From Bowfell you head to Crinkle Crags, difficult in clag, with a shocker descent off Bowell down a slippy walkers path that had people falling all over the show.
This was not the main concern, the main concern was Bad Step in the drizzle. What is Bad Step? Very simply after Gunson Knott you have sheer rocky sides with big drops as you drop off Crinkle Crags. Bad Step is where you drop down and it involves scrambling. And in the weather was certainly NOT pleasant. Andy (with knowledge) got myself and another runner down and around Bad Step via a sneaky route (steep and iffy mind you) and we were glad. Josie commented later that it had been horrible.

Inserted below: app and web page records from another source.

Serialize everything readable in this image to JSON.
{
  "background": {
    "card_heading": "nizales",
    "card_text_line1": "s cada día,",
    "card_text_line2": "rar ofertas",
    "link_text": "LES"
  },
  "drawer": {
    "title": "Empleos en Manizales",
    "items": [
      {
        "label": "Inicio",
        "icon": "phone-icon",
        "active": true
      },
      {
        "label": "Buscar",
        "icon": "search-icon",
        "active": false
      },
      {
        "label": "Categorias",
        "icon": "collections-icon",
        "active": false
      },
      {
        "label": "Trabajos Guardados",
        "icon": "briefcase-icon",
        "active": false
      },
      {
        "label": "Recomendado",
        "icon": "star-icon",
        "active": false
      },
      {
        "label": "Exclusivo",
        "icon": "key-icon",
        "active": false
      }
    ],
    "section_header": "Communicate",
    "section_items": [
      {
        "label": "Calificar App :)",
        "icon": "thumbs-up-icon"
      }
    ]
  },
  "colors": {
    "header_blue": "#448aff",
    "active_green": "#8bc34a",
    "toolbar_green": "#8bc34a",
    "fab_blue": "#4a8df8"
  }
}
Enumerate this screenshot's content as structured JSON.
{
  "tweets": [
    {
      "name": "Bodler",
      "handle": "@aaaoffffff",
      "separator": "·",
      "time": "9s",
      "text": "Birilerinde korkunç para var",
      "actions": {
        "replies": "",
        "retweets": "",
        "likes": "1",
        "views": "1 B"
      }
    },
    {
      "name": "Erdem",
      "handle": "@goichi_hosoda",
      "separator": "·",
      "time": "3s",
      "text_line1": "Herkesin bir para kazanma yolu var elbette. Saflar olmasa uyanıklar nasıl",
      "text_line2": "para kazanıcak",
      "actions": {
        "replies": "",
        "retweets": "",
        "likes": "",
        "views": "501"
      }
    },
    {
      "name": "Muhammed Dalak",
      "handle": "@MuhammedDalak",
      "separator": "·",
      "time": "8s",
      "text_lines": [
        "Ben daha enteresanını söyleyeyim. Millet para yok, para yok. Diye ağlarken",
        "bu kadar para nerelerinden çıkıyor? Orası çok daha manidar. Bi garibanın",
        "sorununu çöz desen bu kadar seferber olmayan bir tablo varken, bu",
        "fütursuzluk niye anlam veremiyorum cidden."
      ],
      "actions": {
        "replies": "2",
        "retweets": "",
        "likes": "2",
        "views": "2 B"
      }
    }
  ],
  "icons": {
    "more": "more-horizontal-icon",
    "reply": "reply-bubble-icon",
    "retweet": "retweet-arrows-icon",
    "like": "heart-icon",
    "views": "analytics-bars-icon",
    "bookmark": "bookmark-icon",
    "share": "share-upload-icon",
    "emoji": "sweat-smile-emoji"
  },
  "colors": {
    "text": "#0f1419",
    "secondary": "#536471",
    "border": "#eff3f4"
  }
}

Off we ploughed for the long but enjoyable descent to Pike O’ Blisco rewarded with great views as the clag and mist cleared. Andy did start to cramp, took some salt immediately and that seemed to sort him out. The climb up the Pike was good, solid, and fun. Views on the top breathtaking. At this point you have basically smashed the race as it is all descent to Great Langdale and the finish.
Now let me tell you about the descent from the Pike O’ Blisco… It was at this point that my choice of Rocklites bit me in the arse. The descent is muddy, grassy, and long as you head toward Blea Tarn and turn away toward Great Langdale - people will also know part of the route from the Three Shires fell race. Not having fallen over (coming nastily close coming off rocky Bowfell) I flew off my feet onto my side trying to overtake two runners grazing my arm. Stood up, ran 10 feet, flew off my feet again. The runners initial concern transformed into silence at my ineptitude. Basically it was a bloody awful descent, one of the worse I’ve had and all poor Andy could hear behind him were expletives and shrieks. On seeing the road I was happy knowing it was soon to be over, only to launch into thin air completely off my feet to land heavily on the running sack. Thankfully the sack took the blow but I was badly winded. Hobbling to the road for the final descent Andy had kindly waited.
It was then a quick pelt down to the campsite and to the finish. It is worth noting for the record that “The Boss” accompanied by Terrier Ted were out on a run to meet us at Red Tarn before the climb up Pike O’ Blisco. They said hello to lots of runners, but not myself or Mr Poole. Oh, and they missed us at the start and finish. (Compare to Trigger 2019.)
We’d finished though and were happy, chatting away with Claire and Ted.
But this soon turned to concern as the Race Organiser could be heard asking for Liz Tromans, and we identified ourselves. It transpired that Jill Davies had take a bad fall off Bad Step and broken both her wrist and one of her fibula bones. She could not move and we were worried. We had no idea as to what we could do, where Liz and Jane were, so promptly headed back to Minty to get changed to then head back to HQ. There was no real news apart from an Ambleside Runner had legged it to Jill with a full med-kit to sort her out, with other runners helping, plus the marshalls on Bowfell. A runner had actually run all the way back up to Bowfell from Bad Step to get an emergency shelter off the Marshalls!
Eventually Andy headed back to the Achille Ratti hut and left Claire and I to Minty. Not long after this we heard the whoop, whoop of a coastguard helicopter heading exactly to Crinkle Crags. Worried, but we knew Jill was sorted as she was airlifted off with the helicopter landing!
What I learnt from this is why I love fell running. People mucked in and helped, with fellow runners keeping Jill company despite their being in a race.
Saturday night we headed to the Old Dungeon Gill Inn to listen to folk music from a festival. It was relaxed and good, but we did think of Jill.
Would I recommend the race? Yes. But train for it. Wear Mudclaws or something similar…
(After what happened to Jill, all I can say is KIT, KIT, KIT. Her kit kept her warm.)